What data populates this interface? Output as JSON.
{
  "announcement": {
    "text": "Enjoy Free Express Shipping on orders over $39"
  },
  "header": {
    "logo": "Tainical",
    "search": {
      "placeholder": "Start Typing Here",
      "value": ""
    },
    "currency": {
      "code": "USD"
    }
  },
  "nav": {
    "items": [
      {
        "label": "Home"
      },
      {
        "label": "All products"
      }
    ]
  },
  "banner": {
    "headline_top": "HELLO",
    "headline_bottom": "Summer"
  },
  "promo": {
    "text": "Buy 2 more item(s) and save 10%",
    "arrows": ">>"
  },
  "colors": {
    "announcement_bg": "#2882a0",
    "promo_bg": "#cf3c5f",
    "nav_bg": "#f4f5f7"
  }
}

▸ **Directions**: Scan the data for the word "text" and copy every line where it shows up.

▸ **Response below**:
    "text": "Enjoy Free Express Shipping on orders over $39"
    "text": "Buy 2 more item(s) and save 10%",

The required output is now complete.